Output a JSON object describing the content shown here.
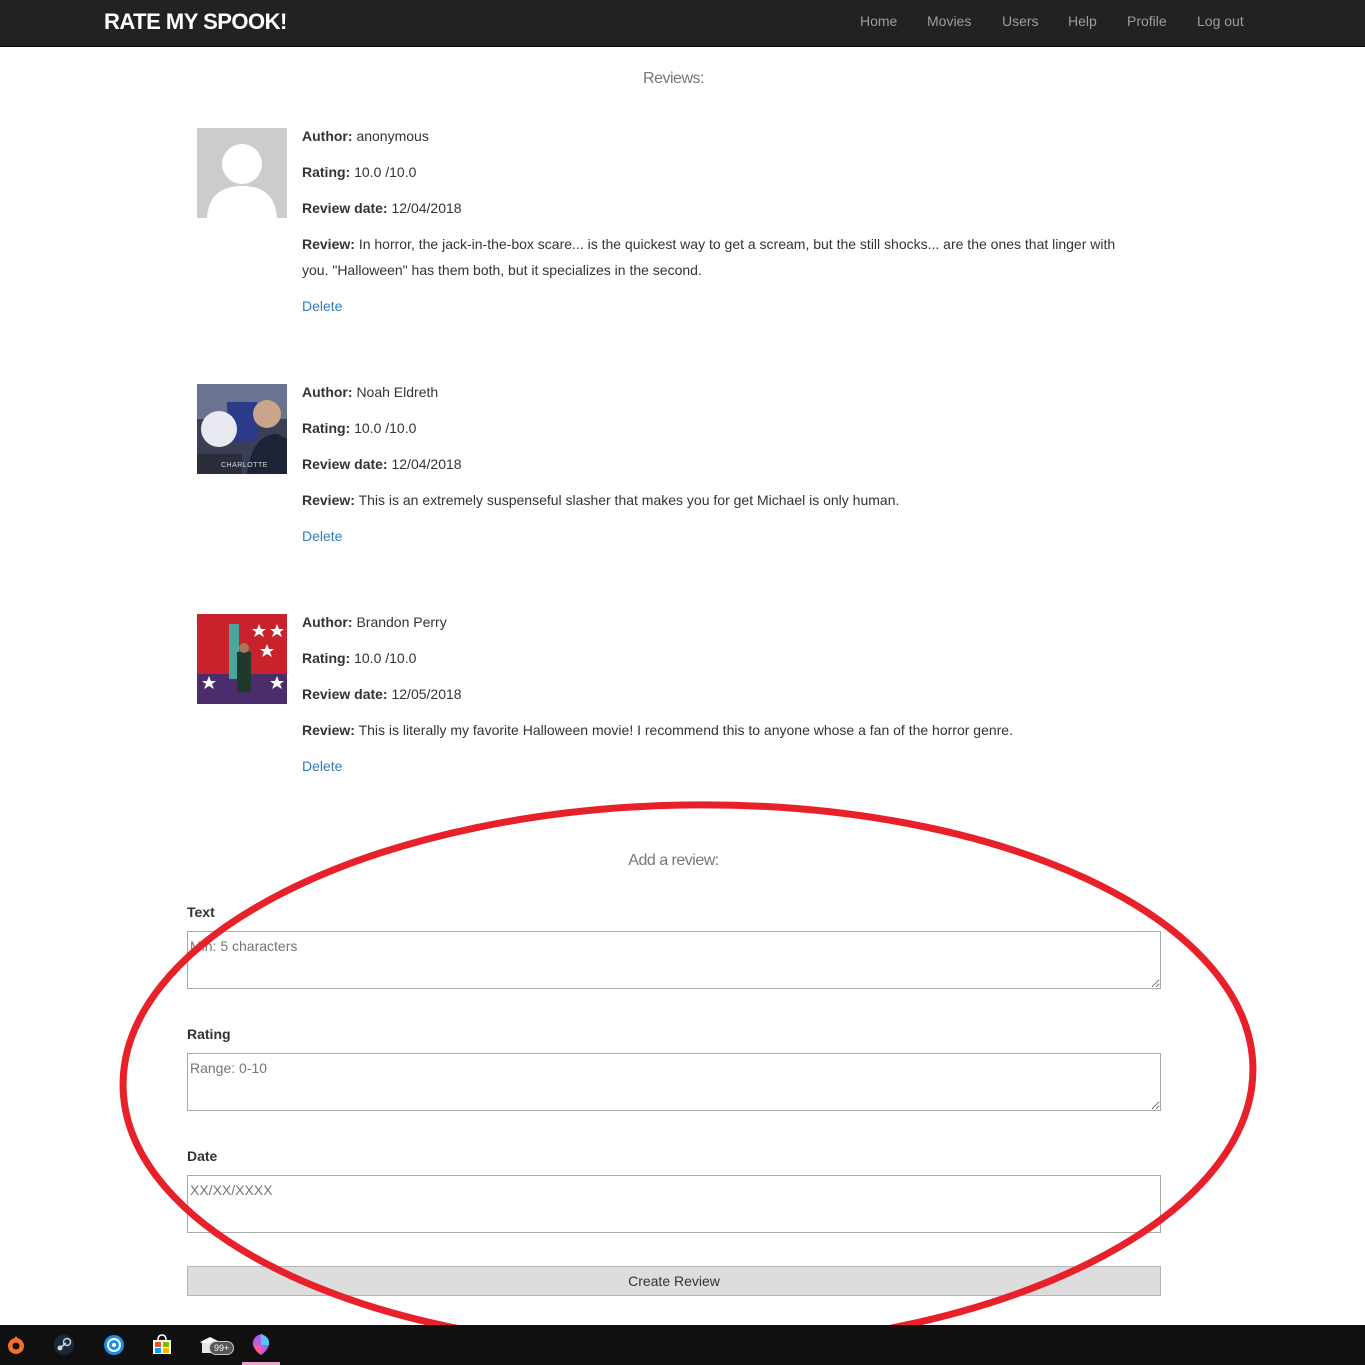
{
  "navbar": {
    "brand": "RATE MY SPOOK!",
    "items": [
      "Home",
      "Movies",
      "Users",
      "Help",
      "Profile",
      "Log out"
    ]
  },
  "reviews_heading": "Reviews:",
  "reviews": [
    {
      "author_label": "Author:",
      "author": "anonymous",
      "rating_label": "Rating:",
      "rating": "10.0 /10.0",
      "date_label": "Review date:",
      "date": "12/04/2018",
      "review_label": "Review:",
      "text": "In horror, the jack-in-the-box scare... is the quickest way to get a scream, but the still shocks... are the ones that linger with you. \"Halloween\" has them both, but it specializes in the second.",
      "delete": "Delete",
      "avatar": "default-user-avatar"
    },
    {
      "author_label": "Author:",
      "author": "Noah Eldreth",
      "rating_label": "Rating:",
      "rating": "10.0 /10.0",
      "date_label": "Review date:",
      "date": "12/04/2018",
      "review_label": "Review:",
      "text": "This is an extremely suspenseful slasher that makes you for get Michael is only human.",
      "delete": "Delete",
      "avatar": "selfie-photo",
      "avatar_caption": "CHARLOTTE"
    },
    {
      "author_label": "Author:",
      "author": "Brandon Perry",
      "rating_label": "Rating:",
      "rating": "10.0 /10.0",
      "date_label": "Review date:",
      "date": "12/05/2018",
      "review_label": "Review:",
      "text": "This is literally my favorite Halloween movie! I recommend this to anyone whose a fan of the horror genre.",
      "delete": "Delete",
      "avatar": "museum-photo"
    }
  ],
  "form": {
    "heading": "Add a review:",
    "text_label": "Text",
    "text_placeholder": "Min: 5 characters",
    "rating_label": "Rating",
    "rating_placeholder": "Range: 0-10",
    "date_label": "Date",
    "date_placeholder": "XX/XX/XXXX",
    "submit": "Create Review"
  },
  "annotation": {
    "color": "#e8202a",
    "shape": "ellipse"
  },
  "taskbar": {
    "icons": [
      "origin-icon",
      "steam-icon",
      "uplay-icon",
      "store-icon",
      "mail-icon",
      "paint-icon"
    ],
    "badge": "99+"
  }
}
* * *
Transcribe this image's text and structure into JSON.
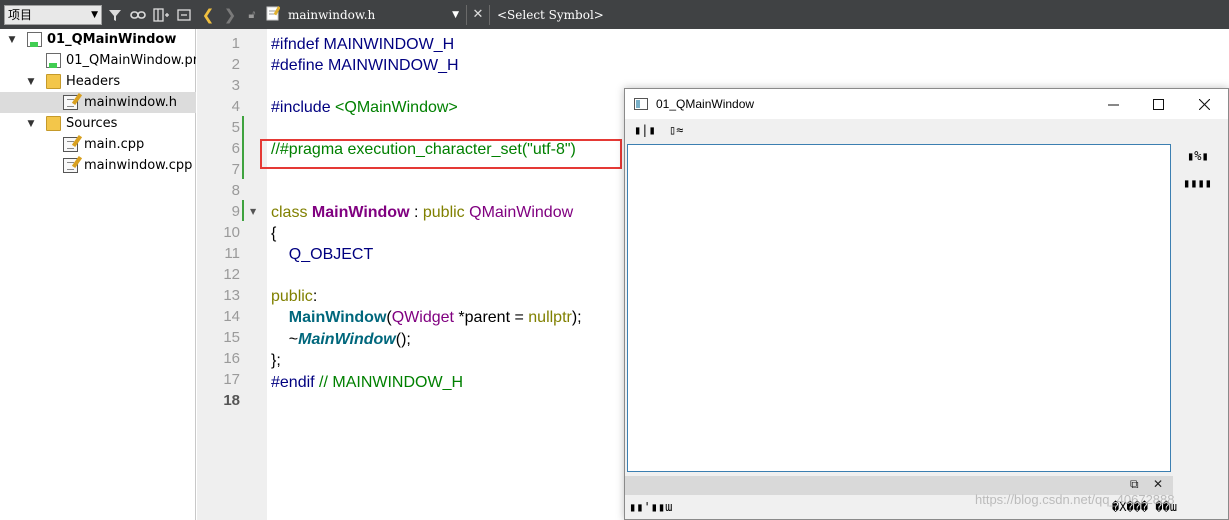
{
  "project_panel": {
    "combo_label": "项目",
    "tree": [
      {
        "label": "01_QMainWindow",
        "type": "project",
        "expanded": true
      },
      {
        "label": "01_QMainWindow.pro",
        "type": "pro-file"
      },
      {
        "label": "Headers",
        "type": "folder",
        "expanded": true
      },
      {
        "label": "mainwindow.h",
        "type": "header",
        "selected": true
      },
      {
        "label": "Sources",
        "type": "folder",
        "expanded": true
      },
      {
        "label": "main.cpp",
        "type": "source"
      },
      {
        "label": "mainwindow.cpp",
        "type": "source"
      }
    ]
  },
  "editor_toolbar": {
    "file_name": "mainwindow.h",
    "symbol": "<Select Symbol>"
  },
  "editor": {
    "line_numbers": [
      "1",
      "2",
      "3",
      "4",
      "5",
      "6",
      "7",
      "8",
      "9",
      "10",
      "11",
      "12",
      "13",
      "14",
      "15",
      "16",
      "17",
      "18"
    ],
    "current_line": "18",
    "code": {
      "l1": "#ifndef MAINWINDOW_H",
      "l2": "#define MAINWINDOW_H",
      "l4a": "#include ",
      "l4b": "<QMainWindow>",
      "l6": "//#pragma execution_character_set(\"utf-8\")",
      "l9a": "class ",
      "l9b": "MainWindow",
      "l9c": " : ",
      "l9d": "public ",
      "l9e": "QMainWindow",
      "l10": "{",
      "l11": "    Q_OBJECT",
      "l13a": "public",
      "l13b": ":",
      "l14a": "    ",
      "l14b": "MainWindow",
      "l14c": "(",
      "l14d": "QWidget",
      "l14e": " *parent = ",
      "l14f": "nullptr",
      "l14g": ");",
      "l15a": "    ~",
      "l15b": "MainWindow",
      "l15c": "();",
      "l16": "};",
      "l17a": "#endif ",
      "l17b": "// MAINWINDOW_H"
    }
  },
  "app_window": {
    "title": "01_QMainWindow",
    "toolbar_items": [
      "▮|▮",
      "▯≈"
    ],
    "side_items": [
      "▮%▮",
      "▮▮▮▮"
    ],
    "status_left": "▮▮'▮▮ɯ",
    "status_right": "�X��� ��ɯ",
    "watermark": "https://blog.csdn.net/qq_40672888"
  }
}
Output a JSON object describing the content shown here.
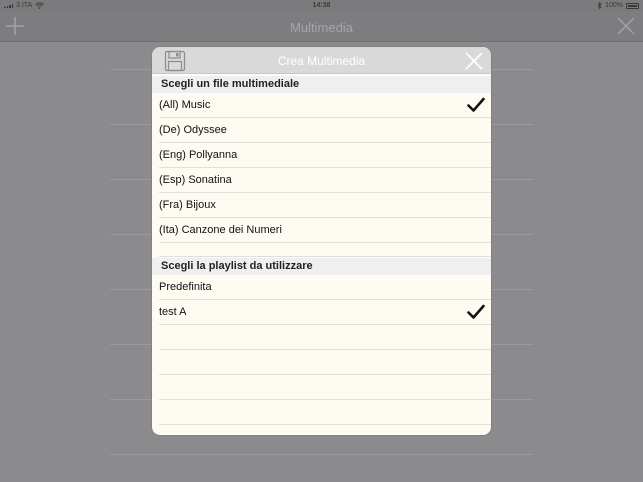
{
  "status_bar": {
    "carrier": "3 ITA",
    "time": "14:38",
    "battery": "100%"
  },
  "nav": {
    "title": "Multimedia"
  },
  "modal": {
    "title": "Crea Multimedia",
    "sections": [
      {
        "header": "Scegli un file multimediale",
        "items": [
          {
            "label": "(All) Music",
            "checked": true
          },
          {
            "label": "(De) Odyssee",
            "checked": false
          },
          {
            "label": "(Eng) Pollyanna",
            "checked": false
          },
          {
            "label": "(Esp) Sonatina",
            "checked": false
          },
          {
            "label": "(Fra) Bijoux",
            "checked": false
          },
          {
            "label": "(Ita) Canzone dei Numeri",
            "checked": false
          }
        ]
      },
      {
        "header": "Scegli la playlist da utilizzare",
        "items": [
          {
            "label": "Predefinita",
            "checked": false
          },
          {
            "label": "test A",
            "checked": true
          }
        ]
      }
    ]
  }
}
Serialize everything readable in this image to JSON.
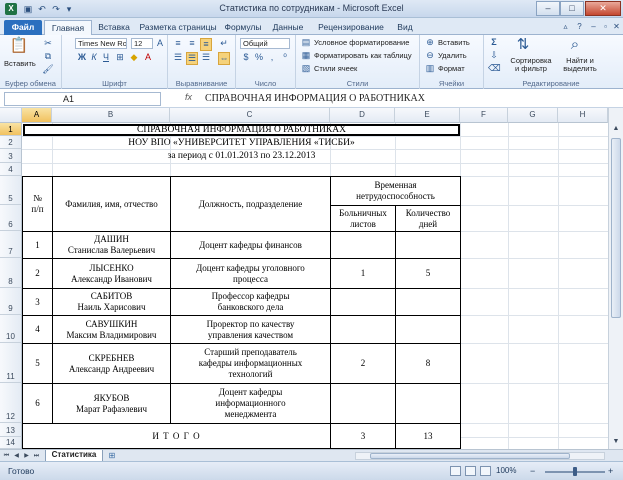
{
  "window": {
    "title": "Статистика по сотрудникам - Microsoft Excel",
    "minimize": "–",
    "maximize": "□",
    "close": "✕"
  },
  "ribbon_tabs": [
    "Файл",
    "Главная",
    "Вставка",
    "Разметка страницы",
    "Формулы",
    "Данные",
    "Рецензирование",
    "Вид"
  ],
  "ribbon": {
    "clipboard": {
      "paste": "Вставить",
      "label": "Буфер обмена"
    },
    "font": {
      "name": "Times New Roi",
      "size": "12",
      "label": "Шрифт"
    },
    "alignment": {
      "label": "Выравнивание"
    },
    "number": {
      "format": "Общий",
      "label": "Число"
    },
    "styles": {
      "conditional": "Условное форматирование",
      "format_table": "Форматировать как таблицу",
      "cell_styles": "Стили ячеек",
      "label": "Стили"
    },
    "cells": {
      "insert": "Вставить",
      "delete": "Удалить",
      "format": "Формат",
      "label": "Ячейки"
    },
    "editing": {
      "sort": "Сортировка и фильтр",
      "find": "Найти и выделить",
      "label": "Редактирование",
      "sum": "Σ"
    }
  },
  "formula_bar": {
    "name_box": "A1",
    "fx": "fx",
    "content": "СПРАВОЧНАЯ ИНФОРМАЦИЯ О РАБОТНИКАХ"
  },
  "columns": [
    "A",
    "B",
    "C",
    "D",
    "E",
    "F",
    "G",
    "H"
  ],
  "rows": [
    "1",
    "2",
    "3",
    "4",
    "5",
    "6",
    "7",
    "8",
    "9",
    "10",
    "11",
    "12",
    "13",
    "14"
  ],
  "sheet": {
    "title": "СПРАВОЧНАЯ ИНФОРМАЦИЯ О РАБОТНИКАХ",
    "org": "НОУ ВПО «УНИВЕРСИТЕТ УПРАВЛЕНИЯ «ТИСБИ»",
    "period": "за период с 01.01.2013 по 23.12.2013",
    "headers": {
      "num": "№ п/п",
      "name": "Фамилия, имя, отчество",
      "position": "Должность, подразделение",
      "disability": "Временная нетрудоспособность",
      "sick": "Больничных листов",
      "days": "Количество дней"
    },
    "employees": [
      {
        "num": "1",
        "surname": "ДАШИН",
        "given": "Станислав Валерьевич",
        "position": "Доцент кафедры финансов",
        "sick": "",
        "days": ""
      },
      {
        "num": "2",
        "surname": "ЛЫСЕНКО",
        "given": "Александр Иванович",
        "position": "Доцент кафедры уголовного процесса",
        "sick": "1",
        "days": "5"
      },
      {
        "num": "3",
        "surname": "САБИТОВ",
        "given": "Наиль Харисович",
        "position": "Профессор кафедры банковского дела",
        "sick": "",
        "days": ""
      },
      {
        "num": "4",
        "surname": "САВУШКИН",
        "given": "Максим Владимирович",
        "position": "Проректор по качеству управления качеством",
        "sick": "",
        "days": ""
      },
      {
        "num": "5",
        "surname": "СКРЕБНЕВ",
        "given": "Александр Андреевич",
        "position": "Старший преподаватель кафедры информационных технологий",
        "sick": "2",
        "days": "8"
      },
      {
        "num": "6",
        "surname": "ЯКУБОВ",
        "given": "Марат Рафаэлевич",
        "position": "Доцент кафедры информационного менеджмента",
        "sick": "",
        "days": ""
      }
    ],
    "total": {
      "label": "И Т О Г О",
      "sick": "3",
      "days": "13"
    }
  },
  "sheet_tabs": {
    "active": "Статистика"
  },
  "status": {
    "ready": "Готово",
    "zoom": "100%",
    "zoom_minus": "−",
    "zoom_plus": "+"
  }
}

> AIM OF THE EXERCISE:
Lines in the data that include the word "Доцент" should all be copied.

> TASK SOLUTION:
        "position": "Доцент кафедры финансов",
        "position": "Доцент кафедры уголовного процесса",
        "position": "Доцент кафедры информационного менеджмента",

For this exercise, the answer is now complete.